## Exercise objective
Your task is to copy each line of the listing that contains the word "Share".

## Entries shown
--- --- ---

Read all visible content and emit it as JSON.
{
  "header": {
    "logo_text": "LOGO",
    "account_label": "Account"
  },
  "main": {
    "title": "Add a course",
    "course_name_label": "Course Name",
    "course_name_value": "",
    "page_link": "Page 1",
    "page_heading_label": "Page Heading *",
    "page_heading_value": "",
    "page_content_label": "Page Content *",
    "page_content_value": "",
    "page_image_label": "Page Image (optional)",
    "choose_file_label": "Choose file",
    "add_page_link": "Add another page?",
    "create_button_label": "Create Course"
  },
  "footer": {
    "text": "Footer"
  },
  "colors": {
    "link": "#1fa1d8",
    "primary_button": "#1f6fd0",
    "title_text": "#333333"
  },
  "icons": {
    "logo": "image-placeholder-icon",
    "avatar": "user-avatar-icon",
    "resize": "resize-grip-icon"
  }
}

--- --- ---

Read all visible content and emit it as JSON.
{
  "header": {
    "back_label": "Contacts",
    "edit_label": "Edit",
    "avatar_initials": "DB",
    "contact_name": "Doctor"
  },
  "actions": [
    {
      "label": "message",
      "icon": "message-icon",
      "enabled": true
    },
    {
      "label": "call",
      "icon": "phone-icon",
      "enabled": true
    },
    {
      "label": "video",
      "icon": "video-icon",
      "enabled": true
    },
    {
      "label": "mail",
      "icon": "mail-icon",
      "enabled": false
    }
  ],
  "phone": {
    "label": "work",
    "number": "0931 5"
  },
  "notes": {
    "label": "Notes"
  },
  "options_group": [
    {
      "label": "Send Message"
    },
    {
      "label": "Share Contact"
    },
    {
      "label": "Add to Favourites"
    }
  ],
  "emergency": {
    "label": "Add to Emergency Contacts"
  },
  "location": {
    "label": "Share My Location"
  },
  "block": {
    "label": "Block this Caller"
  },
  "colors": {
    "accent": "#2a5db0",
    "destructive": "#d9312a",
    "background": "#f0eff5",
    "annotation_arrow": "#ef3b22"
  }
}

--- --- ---

## Solution for this problem
      "label": "Share Contact"
    "label": "Share My Location"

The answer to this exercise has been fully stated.